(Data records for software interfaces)
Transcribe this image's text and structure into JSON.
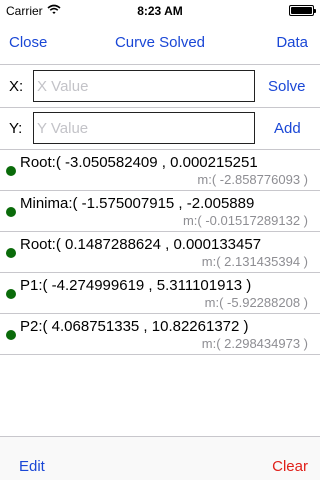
{
  "status_bar": {
    "carrier": "Carrier",
    "time": "8:23 AM",
    "wifi_icon": "wifi-icon",
    "battery_icon": "battery-icon",
    "battery_level": 1.0
  },
  "nav": {
    "left_label": "Close",
    "title": "Curve Solved",
    "right_label": "Data"
  },
  "x_row": {
    "label": "X:",
    "placeholder": "X Value",
    "value": "",
    "button": "Solve"
  },
  "y_row": {
    "label": "Y:",
    "placeholder": "Y Value",
    "value": "",
    "button": "Add"
  },
  "results": [
    {
      "text": "Root:( -3.050582409 , 0.000215251",
      "slope": "m:( -2.858776093 )"
    },
    {
      "text": "Minima:( -1.575007915 , -2.005889",
      "slope": "m:( -0.01517289132 )"
    },
    {
      "text": "Root:( 0.1487288624 , 0.000133457",
      "slope": "m:( 2.131435394 )"
    },
    {
      "text": "P1:( -4.274999619 , 5.311101913 )",
      "slope": "m:( -5.92288208 )"
    },
    {
      "text": "P2:( 4.068751335 , 10.82261372 )",
      "slope": "m:( 2.298434973 )"
    }
  ],
  "toolbar": {
    "edit_label": "Edit",
    "clear_label": "Clear"
  },
  "colors": {
    "accent": "#1a47d6",
    "destructive": "#e0201a",
    "dot": "#0a6b0a",
    "secondary_text": "#8e8e93"
  }
}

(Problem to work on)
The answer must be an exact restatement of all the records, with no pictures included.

(Exercise answer)
Transcribe this image's text and structure into JSON.
{
  "status_bar": {
    "carrier": "Carrier",
    "time": "8:23 AM",
    "wifi_icon": "wifi-icon",
    "battery_icon": "battery-icon",
    "battery_level": 1.0
  },
  "nav": {
    "left_label": "Close",
    "title": "Curve Solved",
    "right_label": "Data"
  },
  "x_row": {
    "label": "X:",
    "placeholder": "X Value",
    "value": "",
    "button": "Solve"
  },
  "y_row": {
    "label": "Y:",
    "placeholder": "Y Value",
    "value": "",
    "button": "Add"
  },
  "results": [
    {
      "text": "Root:( -3.050582409 , 0.000215251",
      "slope": "m:( -2.858776093 )"
    },
    {
      "text": "Minima:( -1.575007915 , -2.005889",
      "slope": "m:( -0.01517289132 )"
    },
    {
      "text": "Root:( 0.1487288624 , 0.000133457",
      "slope": "m:( 2.131435394 )"
    },
    {
      "text": "P1:( -4.274999619 , 5.311101913 )",
      "slope": "m:( -5.92288208 )"
    },
    {
      "text": "P2:( 4.068751335 , 10.82261372 )",
      "slope": "m:( 2.298434973 )"
    }
  ],
  "toolbar": {
    "edit_label": "Edit",
    "clear_label": "Clear"
  },
  "colors": {
    "accent": "#1a47d6",
    "destructive": "#e0201a",
    "dot": "#0a6b0a",
    "secondary_text": "#8e8e93"
  }
}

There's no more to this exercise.